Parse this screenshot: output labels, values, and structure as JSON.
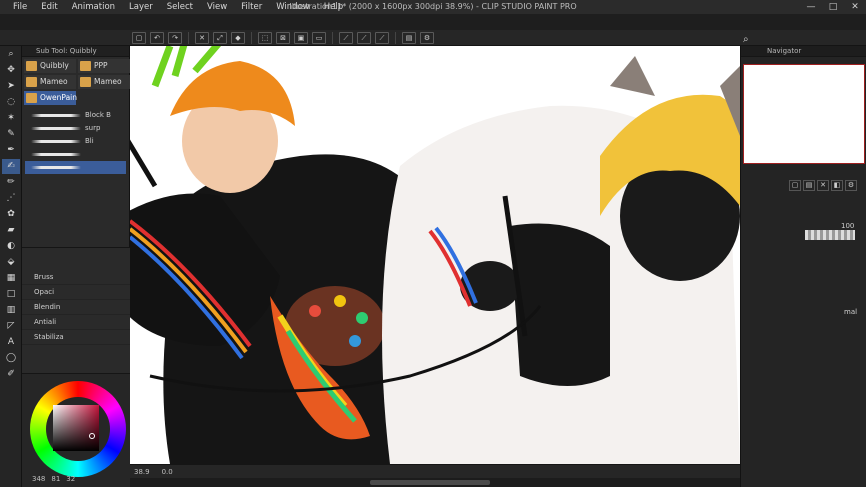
{
  "app": {
    "doc_title": "Illustration11* (2000 x 1600px 300dpi 38.9%) - CLIP STUDIO PAINT PRO"
  },
  "menu": [
    "File",
    "Edit",
    "Animation",
    "Layer",
    "Select",
    "View",
    "Filter",
    "Window",
    "Help"
  ],
  "window_controls": {
    "minimize": "—",
    "maximize": "□",
    "close": "✕"
  },
  "subtool": {
    "header": "Sub Tool: Quibbly",
    "tabs": [
      {
        "label": "Quibbly",
        "active": false
      },
      {
        "label": "PPP",
        "active": false
      },
      {
        "label": "Mameo",
        "active": false
      },
      {
        "label": "Mameo",
        "active": false
      },
      {
        "label": "OwenPain",
        "active": true
      }
    ],
    "brushes": [
      "Block B",
      "surp",
      "Bli",
      "",
      ""
    ]
  },
  "tool_properties": [
    "Bruss",
    "Opaci",
    "Blendin",
    "Antiali",
    "Stabiliza"
  ],
  "colors": {
    "main": "#6b1a2c",
    "sub": "#ffffff",
    "hsv": [
      "348",
      "81",
      "32"
    ]
  },
  "status": {
    "zoom": "38.9",
    "angle": "0.0"
  },
  "navigator": {
    "header": "Navigator"
  },
  "layer": {
    "opacity": "100",
    "partial_label": "mal"
  }
}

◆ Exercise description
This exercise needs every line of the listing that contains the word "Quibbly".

◆ Answer to the exercise
    "header": "Sub Tool: Quibbly",
        "label": "Quibbly",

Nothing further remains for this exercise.